We added a couple of frequently requested Crawlbot features this week: webhook notifications and much smarter content de-duplication.
We added a couple of frequently requested features to Crawlbot this week: the ability to pass in Diffbot API parameters to tailor the output of your crawl extractions; and the option to download a comma-separated-values (CSV) file of product crawl data.
Diffbot’s human wranglers are proud today to announce the release of our newest product: an API for… products!
The Product API can be used for extracting clean, structured data from any e-commerce product page. It automatically makes available all the product data you’d expect: price, discount/savings amount, shipping cost, product description, any relevant product images, SKU and/or other product IDs.
We noticed recently that a common use for our Custom API Toolkit was augmenting Diffbot’s Automatic APIs with custom fields to return markup <META> tag data: meta descriptions, OpenGraph and Twitter Card tags, Schema.org microdata, etc.
We figured we’d save you the trouble of hand-curating rules, so we added the <META> parameter across all of our APIs. Continue reading
Today we’re happy to announce the public availability of Crawlbot, our computer-vision-powered site crawler and extractor.
If you want structured data from an entire site, Crawlbot will fully spider a domain and hand off the right pages to Diffbot APIs. The result? A queryable index of the entire site’s data, or a complete download of the site’s structured data in easy-to-read — for a robot — JSON.
Previously, I wrote about how Amazon EC2 Spot Instances + Auto Scaling are an ideal combo for machine learning loads.
In this post, I’ll provide code snippets needed to set up a workable autoscaling spot-bidding system, and point out the caveats along the way. I’ll show you how to set up an auto-scaling group with a simple CPU monitoring rule, create a spot-instance bidding policy, and attach that rule to the bidding policy.
But first, let’s talk about how to frame the machine learning problem as a distributed system.
Machine Learning Loads are Different than Web Loads
One of the lessons I learned early is that scaling a machine learning system is a different undertaking than scaling a database or optimizing the experiences of concurrent users. Thus most of the scalability advice on the web doesn’t apply. This is because the scarce resources in machine learning systems aren’t the I/O devices, but the compute devices: CPU and GPU.
Our Article API automatically joins multiple-page articles into a single “text” or “html” field.

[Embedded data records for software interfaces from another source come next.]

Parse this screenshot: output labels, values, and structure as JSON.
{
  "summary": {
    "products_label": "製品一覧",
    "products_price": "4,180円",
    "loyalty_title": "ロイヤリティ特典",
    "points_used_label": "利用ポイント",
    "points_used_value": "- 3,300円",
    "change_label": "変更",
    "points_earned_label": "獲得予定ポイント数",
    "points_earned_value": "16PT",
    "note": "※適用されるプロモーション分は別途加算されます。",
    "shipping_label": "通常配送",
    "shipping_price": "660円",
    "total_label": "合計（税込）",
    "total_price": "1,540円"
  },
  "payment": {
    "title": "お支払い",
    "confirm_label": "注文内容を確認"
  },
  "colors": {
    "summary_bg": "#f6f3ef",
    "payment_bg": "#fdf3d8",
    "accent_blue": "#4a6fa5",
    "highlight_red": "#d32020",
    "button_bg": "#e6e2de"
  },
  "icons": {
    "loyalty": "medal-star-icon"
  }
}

On some sites though our algorithm is unable to concatenate for various reasons (typically non-standard pagination design convention). Furthermore, any site with an overridden “text” field (via a Custom API rule) will no longer automatically concatenate multiple pages.
We’re happy to introduce an oft-requested fix for this. From now on, if you create a ‘nextPage’ rule in our Custom API Toolkit (developer login required) we will automatically follow the specified link specified — and any subsequent links, up to ten pages — and concatenate into a single result. Moreover, you’ll only be charged for a single API call.
Like any good developer service, we’re fans of Hacker News. Making the vaunted Frontpage is a, well, vaunt-worthy accomplishment (we’ve been there once), so we thought we’d use our APIs to analyze and identify any trends in what content makes the Frontpage.
The result is Diffbot’s HackerNews Trend Analyzer. Feel free to click that link and play around, or read more here for details on how we did it.
See additional details and registration at http://semantichack.eventbrite.com, and more inside this post.